#### TASK BRIEF:
Reproduce the data that follows character for character, but omit its pictures.

Element data from apps and pages:
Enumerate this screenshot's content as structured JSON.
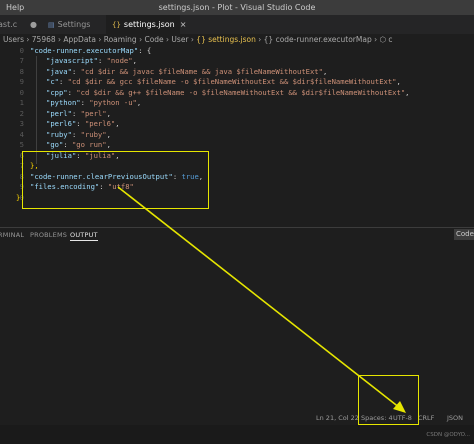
{
  "window": {
    "menu_help": "Help",
    "title": "settings.json - Plot - Visual Studio Code"
  },
  "tabs": [
    {
      "label": "ast.c",
      "icon": "c-file-icon"
    },
    {
      "label": "Settings",
      "icon": "settings-file-icon"
    },
    {
      "label": "settings.json",
      "icon": "json-file-icon",
      "close": "×"
    }
  ],
  "breadcrumb": {
    "path": "Users › 75968 › AppData › Roaming › Code › User › ",
    "file": "{} settings.json",
    "sep": " › ",
    "symbol": "{} code-runner.executorMap",
    "tail": " › ⬡ c"
  },
  "editor": {
    "line_numbers": [
      "0",
      "7",
      "8",
      "9",
      "0",
      "1",
      "2",
      "3",
      "4",
      "5",
      "6",
      "7",
      "8",
      "9",
      "0"
    ],
    "lines": {
      "l1_key": "\"code-runner.executorMap\"",
      "l1_rest": ": {",
      "l2_key": "\"javascript\"",
      "l2_val": "\"node\"",
      "l3_key": "\"java\"",
      "l3_val": "\"cd $dir && javac $fileName && java $fileNameWithoutExt\"",
      "l4_key": "\"c\"",
      "l4_val": "\"cd $dir && gcc $fileName -o $fileNameWithoutExt && $dir$fileNameWithoutExt\"",
      "l5_key": "\"cpp\"",
      "l5_val": "\"cd $dir && g++ $fileName -o $fileNameWithoutExt && $dir$fileNameWithoutExt\"",
      "l6_key": "\"python\"",
      "l6_val": "\"python -u\"",
      "l7_key": "\"perl\"",
      "l7_val": "\"perl\"",
      "l8_key": "\"perl6\"",
      "l8_val": "\"perl6\"",
      "l9_key": "\"ruby\"",
      "l9_val": "\"ruby\"",
      "l10_key": "\"go\"",
      "l10_val": "\"go run\"",
      "l11_key": "\"julia\"",
      "l11_val": "\"julia\"",
      "l12": "},",
      "l13_key": "\"code-runner.clearPreviousOutput\"",
      "l13_val": "true",
      "l14_key": "\"files.encoding\"",
      "l14_val": "\"utf8\"",
      "l15": "}"
    }
  },
  "panel": {
    "tabs": [
      "RMINAL",
      "PROBLEMS",
      "OUTPUT"
    ],
    "active": "OUTPUT",
    "select_value": "Code"
  },
  "status": {
    "position": "Ln 21, Col 22",
    "spaces": "Spaces: 4",
    "encoding": "UTF-8",
    "eol": "CRLF",
    "language": "JSON"
  },
  "watermark": "CSDN @ODYO...",
  "colors": {
    "annotation": "#e6e600",
    "key": "#9cdcfe",
    "string": "#ce9178",
    "bracket": "#ffd700"
  }
}
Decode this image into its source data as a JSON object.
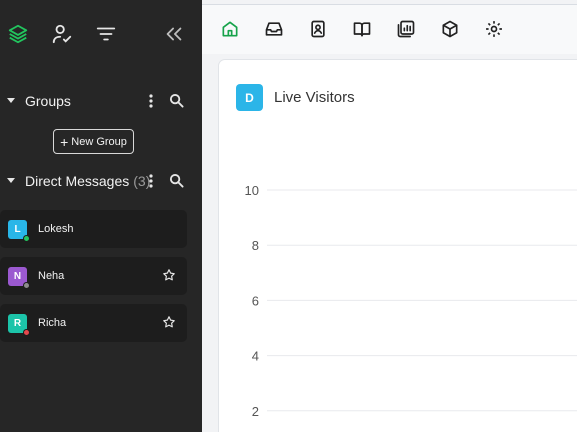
{
  "sidebar": {
    "toolbar_icons": [
      "layers-icon",
      "user-check-icon",
      "filter-icon",
      "collapse-double-chevron-icon"
    ],
    "groups": {
      "title": "Groups",
      "new_group_label": "New Group"
    },
    "direct_messages": {
      "title": "Direct Messages",
      "count": "(3)",
      "items": [
        {
          "initial": "L",
          "name": "Lokesh",
          "avatar_color": "#29b6e8",
          "status_color": "#22c55e",
          "starred": false
        },
        {
          "initial": "N",
          "name": "Neha",
          "avatar_color": "#9b59d0",
          "status_color": "#8c8c8c",
          "starred": true
        },
        {
          "initial": "R",
          "name": "Richa",
          "avatar_color": "#1cc4a9",
          "status_color": "#e5484d",
          "starred": true
        }
      ]
    }
  },
  "main": {
    "app_tabs": [
      "home-icon",
      "inbox-icon",
      "contacts-icon",
      "book-icon",
      "reports-icon",
      "package-icon",
      "settings-icon"
    ],
    "active_tab": "home-icon",
    "widget": {
      "badge": "D",
      "title": "Live Visitors"
    }
  },
  "chart_data": {
    "type": "line",
    "title": "Live Visitors",
    "y_ticks": [
      10,
      8,
      6,
      4,
      2
    ],
    "grid": true
  },
  "colors": {
    "sidebar_bg": "#262626",
    "accent": "#16a34a",
    "badge": "#2bb5e8"
  }
}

#### SOLUTION TO THIS TASK:
Enumerate this screenshot's content as structured JSON.
{
  "window": {
    "menu_help": "Help",
    "title": "settings.json - Plot - Visual Studio Code"
  },
  "tabs": [
    {
      "label": "ast.c",
      "icon": "c-file-icon"
    },
    {
      "label": "Settings",
      "icon": "settings-file-icon"
    },
    {
      "label": "settings.json",
      "icon": "json-file-icon",
      "close": "×"
    }
  ],
  "breadcrumb": {
    "path": "Users › 75968 › AppData › Roaming › Code › User › ",
    "file": "{} settings.json",
    "sep": " › ",
    "symbol": "{} code-runner.executorMap",
    "tail": " › ⬡ c"
  },
  "editor": {
    "line_numbers": [
      "0",
      "7",
      "8",
      "9",
      "0",
      "1",
      "2",
      "3",
      "4",
      "5",
      "6",
      "7",
      "8",
      "9",
      "0"
    ],
    "lines": {
      "l1_key": "\"code-runner.executorMap\"",
      "l1_rest": ": {",
      "l2_key": "\"javascript\"",
      "l2_val": "\"node\"",
      "l3_key": "\"java\"",
      "l3_val": "\"cd $dir && javac $fileName && java $fileNameWithoutExt\"",
      "l4_key": "\"c\"",
      "l4_val": "\"cd $dir && gcc $fileName -o $fileNameWithoutExt && $dir$fileNameWithoutExt\"",
      "l5_key": "\"cpp\"",
      "l5_val": "\"cd $dir && g++ $fileName -o $fileNameWithoutExt && $dir$fileNameWithoutExt\"",
      "l6_key": "\"python\"",
      "l6_val": "\"python -u\"",
      "l7_key": "\"perl\"",
      "l7_val": "\"perl\"",
      "l8_key": "\"perl6\"",
      "l8_val": "\"perl6\"",
      "l9_key": "\"ruby\"",
      "l9_val": "\"ruby\"",
      "l10_key": "\"go\"",
      "l10_val": "\"go run\"",
      "l11_key": "\"julia\"",
      "l11_val": "\"julia\"",
      "l12": "},",
      "l13_key": "\"code-runner.clearPreviousOutput\"",
      "l13_val": "true",
      "l14_key": "\"files.encoding\"",
      "l14_val": "\"utf8\"",
      "l15": "}"
    }
  },
  "panel": {
    "tabs": [
      "RMINAL",
      "PROBLEMS",
      "OUTPUT"
    ],
    "active": "OUTPUT",
    "select_value": "Code"
  },
  "status": {
    "position": "Ln 21, Col 22",
    "spaces": "Spaces: 4",
    "encoding": "UTF-8",
    "eol": "CRLF",
    "language": "JSON"
  },
  "watermark": "CSDN @ODYO...",
  "colors": {
    "annotation": "#e6e600",
    "key": "#9cdcfe",
    "string": "#ce9178",
    "bracket": "#ffd700"
  }
}
Decode this image into its source data as a JSON object.
{
  "sidebar": {
    "toolbar_icons": [
      "layers-icon",
      "user-check-icon",
      "filter-icon",
      "collapse-double-chevron-icon"
    ],
    "groups": {
      "title": "Groups",
      "new_group_label": "New Group"
    },
    "direct_messages": {
      "title": "Direct Messages",
      "count": "(3)",
      "items": [
        {
          "initial": "L",
          "name": "Lokesh",
          "avatar_color": "#29b6e8",
          "status_color": "#22c55e",
          "starred": false
        },
        {
          "initial": "N",
          "name": "Neha",
          "avatar_color": "#9b59d0",
          "status_color": "#8c8c8c",
          "starred": true
        },
        {
          "initial": "R",
          "name": "Richa",
          "avatar_color": "#1cc4a9",
          "status_color": "#e5484d",
          "starred": true
        }
      ]
    }
  },
  "main": {
    "app_tabs": [
      "home-icon",
      "inbox-icon",
      "contacts-icon",
      "book-icon",
      "reports-icon",
      "package-icon",
      "settings-icon"
    ],
    "active_tab": "home-icon",
    "widget": {
      "badge": "D",
      "title": "Live Visitors"
    }
  },
  "chart_data": {
    "type": "line",
    "title": "Live Visitors",
    "y_ticks": [
      10,
      8,
      6,
      4,
      2
    ],
    "grid": true
  },
  "colors": {
    "sidebar_bg": "#262626",
    "accent": "#16a34a",
    "badge": "#2bb5e8"
  }
}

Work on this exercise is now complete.